As the global population lives longer, planning to accommodate and care for the elderly population is becoming a more pressing issue. The COVID-19 pandemic, in particular, has highlighted just how ill-equipped the current U.S. infrastructure is to provide health services and support to the growing elderly population.
The impacts of this population diversity are far-reaching. For example, homecare jobs will likely continue to expand and begin offering more specialized caregiving options at home and remotely.
How do you anticipate when and how to spend your healthcare savings amid this shifting long-term healthcare landscape? For now, a few practical steps can help you and your loved ones prepare to face the future.
Start saving early
You or your family members may already contribute to retirement savings accounts or plan to start soon. The earlier you begin saving, the more you and your loved ones can rely on those accounts later.
As life expectancy lengthens, so does long-term care and services cost across those extra years. Homecare jobs, already in high demand, will likely rise in price as the industry expands.
Create a long-term strategic plan
Quality healthcare isn’t cheap, but homecare jobs provide a financial incentive for many individuals to postpone or avoid entering a full-service facility.
Look into the exception clauses on your insurance policies now to ensure that your coverage does not exclude certain homecare jobs or care facilities. Request specific quotes from facilities and homecare organizations to begin planning exactly how much you will need to contribute to your savings.
Already, many individuals are choosing to postpone their retirements in the face of rising eldercare costs. For rising generations, strategic planning can’t start too early.
Consider family support options
As the population ages, more individuals are likely to rely on publicly accessible services rather than family support systems, despite rising costs. However, there is evidence of a shift in traditional care structures and assumptions.
This movement toward a multigenerational approach has been much more common in cultures outside the U.S. in the past. Now, predictions suggest that the increasing strain on long-term care services may result in more older individuals remaining with family members longer.
It may be worth considering keeping your parents or grandparents living with family members and paying for homecare for as long as possible before moving into a dedicated care facility. Consider homecare jobs and remote healthcare support options as part of your long-term plan.
Vote on infrastructure and policy
The pandemic has called public attention to the systemic issues, including inequity and racism, ingrained in long-term care services. Reestablishing effective community support systems for the elderly is poised to become an even more pressing concern. However, such change begins at the level of policy.

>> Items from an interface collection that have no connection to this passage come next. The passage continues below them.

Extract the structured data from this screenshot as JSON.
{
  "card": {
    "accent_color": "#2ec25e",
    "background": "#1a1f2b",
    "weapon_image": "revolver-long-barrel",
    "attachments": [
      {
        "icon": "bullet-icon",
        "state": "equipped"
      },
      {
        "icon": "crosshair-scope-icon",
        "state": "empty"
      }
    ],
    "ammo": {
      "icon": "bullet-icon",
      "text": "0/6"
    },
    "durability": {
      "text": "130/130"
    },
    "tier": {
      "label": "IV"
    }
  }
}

Currently, authority over services and care resources rests with individual state governments. As a result, from state to state, the organization, access, delivery systems, and regulation varies dramatically.

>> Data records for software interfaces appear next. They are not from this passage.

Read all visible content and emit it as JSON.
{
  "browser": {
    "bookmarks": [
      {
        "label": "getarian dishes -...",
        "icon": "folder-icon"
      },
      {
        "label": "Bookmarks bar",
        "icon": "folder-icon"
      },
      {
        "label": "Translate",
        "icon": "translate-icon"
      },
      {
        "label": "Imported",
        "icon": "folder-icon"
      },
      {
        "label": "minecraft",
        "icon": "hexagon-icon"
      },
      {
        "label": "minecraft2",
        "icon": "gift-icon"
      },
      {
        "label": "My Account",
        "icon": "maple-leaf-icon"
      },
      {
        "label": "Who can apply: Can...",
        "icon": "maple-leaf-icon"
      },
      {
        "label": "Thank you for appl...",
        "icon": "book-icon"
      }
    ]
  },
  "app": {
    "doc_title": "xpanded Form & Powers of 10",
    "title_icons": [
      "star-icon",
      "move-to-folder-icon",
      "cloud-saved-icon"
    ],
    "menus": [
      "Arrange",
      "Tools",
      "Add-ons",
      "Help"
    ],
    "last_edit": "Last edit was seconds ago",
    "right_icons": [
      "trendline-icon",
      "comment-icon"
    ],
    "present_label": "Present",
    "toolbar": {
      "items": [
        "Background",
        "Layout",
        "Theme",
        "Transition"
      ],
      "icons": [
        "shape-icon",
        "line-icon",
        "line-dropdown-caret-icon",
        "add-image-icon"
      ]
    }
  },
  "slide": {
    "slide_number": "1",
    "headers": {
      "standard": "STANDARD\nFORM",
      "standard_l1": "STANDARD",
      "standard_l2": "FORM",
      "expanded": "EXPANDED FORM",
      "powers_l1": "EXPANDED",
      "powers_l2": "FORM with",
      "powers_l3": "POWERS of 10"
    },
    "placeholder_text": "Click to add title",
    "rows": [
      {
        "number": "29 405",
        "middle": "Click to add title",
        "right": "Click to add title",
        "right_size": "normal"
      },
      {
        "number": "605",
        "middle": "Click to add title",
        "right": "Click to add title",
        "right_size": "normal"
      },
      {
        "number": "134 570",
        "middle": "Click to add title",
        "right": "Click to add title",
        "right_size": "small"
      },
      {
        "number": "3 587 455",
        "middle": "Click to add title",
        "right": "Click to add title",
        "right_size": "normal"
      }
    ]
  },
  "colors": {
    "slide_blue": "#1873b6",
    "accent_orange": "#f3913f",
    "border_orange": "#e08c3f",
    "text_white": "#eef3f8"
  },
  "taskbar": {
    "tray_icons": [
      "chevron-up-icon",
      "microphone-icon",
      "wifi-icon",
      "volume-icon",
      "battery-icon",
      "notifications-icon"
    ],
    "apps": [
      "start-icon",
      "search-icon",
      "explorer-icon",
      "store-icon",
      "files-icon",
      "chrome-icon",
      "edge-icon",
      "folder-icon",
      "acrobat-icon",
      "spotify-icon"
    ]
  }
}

In fact, a few states have already begun developing action plans for their aging populations as they anticipate the burden on these systems in the coming decade.

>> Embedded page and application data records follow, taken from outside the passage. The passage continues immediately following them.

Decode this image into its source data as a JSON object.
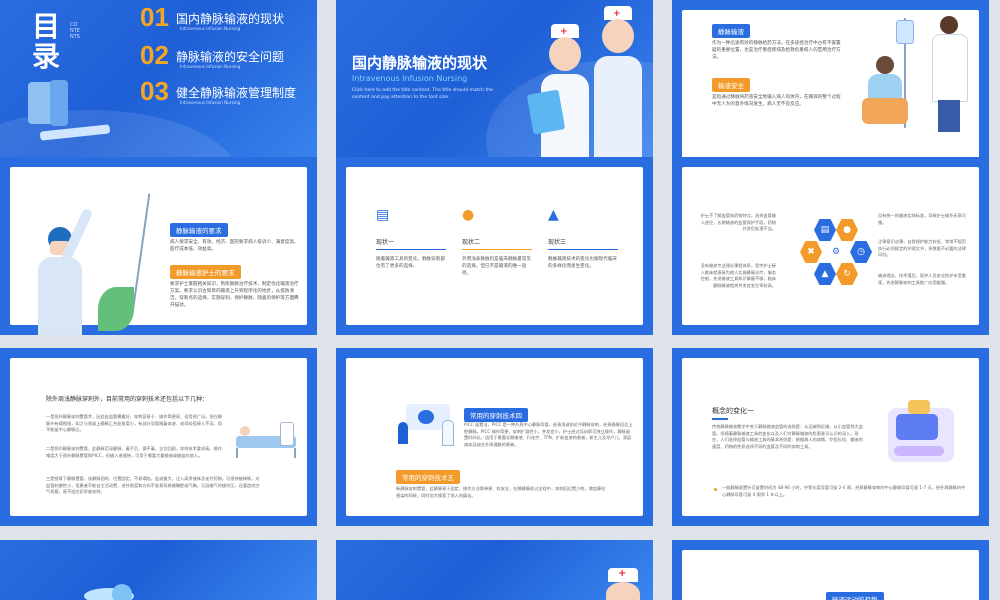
{
  "s1": {
    "title": "目录",
    "contents": "CONTENTS",
    "items": [
      {
        "num": "01",
        "title": "国内静脉输液的现状",
        "sub": "Intravenous Infusion Nursing"
      },
      {
        "num": "02",
        "title": "静脉输液的安全问题",
        "sub": "Intravenous Infusion Nursing"
      },
      {
        "num": "03",
        "title": "健全静脉输液管理制度",
        "sub": "Intravenous Infusion Nursing"
      }
    ]
  },
  "s2": {
    "title": "国内静脉输液的现状",
    "sub": "Intravenous Infusion Nursing",
    "desc": "Click here to add the title content. The title should match the content and pay attention to the font size."
  },
  "s3": {
    "tag1": "静脉输液",
    "text1": "作为一种迅速有效的静脉给药方法，在多途径治疗中占有不容置疑的重要位置，也是治疗重症疾病及抢救危重病人的首用治疗方法。",
    "tag2": "输液安全",
    "text2": "是指通过静脉将药液安全地输入病人的体内，在输液的整个过程中无人为的意外情况发生，病人无不良反应。"
  },
  "s4": {
    "tag1": "静脉输液的要求",
    "text1": "病人要求安全、有效、经济、医院要求病人投诉少、满意度高、医疗成本低、效益高。",
    "tag2": "静脉输液护士的要求",
    "text2": "要求护士掌握相关知识，熟练静脉治疗技术，制定优化输液治疗方案。要求认识古筒草的输液上升到程序化的地步，从提防清洁，穿刺点的选择，实施穿刺，保护静脉，随喜的保护等方面腾开描述。"
  },
  "s5": {
    "cols": [
      {
        "icon": "clipboard-icon",
        "label": "现状一",
        "text": "随着输液工具的变化，静脉穿刺部位有了更多的选择。"
      },
      {
        "icon": "people-icon",
        "label": "现状二",
        "text": "外周浅表静脉仍是临床静脉最常见的选择，但已不是输液的唯一途径。"
      },
      {
        "icon": "chart-icon",
        "label": "现状三",
        "text": "静脉输液技术的变化也随现代临床的多样化而发生变化。"
      }
    ]
  },
  "s6": {
    "lt": "护士不了解血管和药物特点，选择血管输入途径，长期输液的血管保护手段，药物外渗后处理不当。",
    "lb": "没有输液专业理论课程体系，受传护士接入临床就直接为病人实施静脉治疗，服务控制，先进输液工具知识掌握不够，临床静脉输液相关并发症发生率较高。",
    "rt": "没有统一的输液实践标准，导致护士操作无章可循。",
    "rm": "注律意识淡薄，自我保护能力较低，常常不规范执行必须规定的护理文书，多数看不必要的法律风险。",
    "rb": "输液理念、技术落后，医护人员安全防护未受重视，先进静脉穿刺工具推广应用缓慢。"
  },
  "s7": {
    "heading": "除外周浅静脉穿刺外，目前常用的穿刺技术还包括以下几种：",
    "p1": "一是颈外静脉穿刺置管术，因此处血管暴露好，穿刺容易于、操作简便易、适用颈广泛。但在静脉外有碍视线，如之与颈部上静脉汇合处角度小，有部分导管随着体液、成续较搭接入不深，而不能留中心静脉压。",
    "p2": "二是颈内静脉穿刺置管，此静脉范深静脉，着手后，操不着，全位回顾，穿刺技术要求高。操作难度大于颈外静脉置管和PICC，但输入液速快，可用于需要大量输液或输血的病人。",
    "p3": "三是锁骨下静脉置管，该静脉固的、位置固定，不易塌陷，血流量大，注入高渗液体及化疗药物，可很快被稀释，对血管刺激性小，但患者不能自主活动置，进针角度和方向不准易导致输胸腔或气胸，又因输气的操作压，还要造成空气栓塞，易不适应初学者穿刺。"
  },
  "s8": {
    "tag1": "常用的穿刺技术四",
    "text1": "PICC 留置法，PICC 是一种外周中心静脉导管，经表浅或前近中静脉穿刺，经贵静脉回达上腔静脉。PICC 操作简便，穿刺扩展性小，并发症少，护士经过培训即可独立操作，静脉留置时间长，适用于需要长期输液、行化疗、TPN、扩新血液的患者，新生儿及早产儿，家庭病床及缺乏外周通路的患者。",
    "tag2": "常用的穿刺技术五",
    "text2": "新静脉穿刺置管，此静脉易于固定，操作方法简单便、较安全，在腋静脉前过全程中，穿刺回位置少刺，增加康在感染的同致，同时加大操索了病人的痛苦。"
  },
  "s9": {
    "heading": "概念的变化一",
    "text": "传统静脉输液教学中关于静脉输液血管的选择是：从远端到近端，从小血管到大血管。但随着静脉输液工具的变化以及人们对静脉输液的危害意识认识的深入，现在，人们选择血管与输液工具的基本原则是：根据病人的病情、疗程长短、输液的速度、药物的性质选择不同的血管及不同的穿刺工具。",
    "bullet": "一般静脉留置针可留置时间为 48-96 小时，中等长度导管可留 2-4 周，经周静脉穿刺的中心静脉导管可留 1-7 天，经外周静脉的中心静脉导管可留 4 周到 1 年以上。"
  },
  "s12": {
    "tag": "输液运动的趋势"
  }
}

The best way to guarantee that the proliferation of home care jobs in the years to come is leveraged to its fullest potential to serve the broadest possible population is by educating yourself and your community on these issues. Then, when the time comes, voting for policies with lasting impact.
Understandably, addressing many long-term care issues has been suspended during the height of the pandemic. However, with access to vaccines, as businesses and services begin tentative reopenings, eldercare concerns are likely to reemerge in political discourse and, with them, questions of cost and social responsibility.
For now, the best way to prepare is to continue saving, reexamine retirement healthcare plans, discuss long-term options with your family, and stay informed about reemerging policy votes.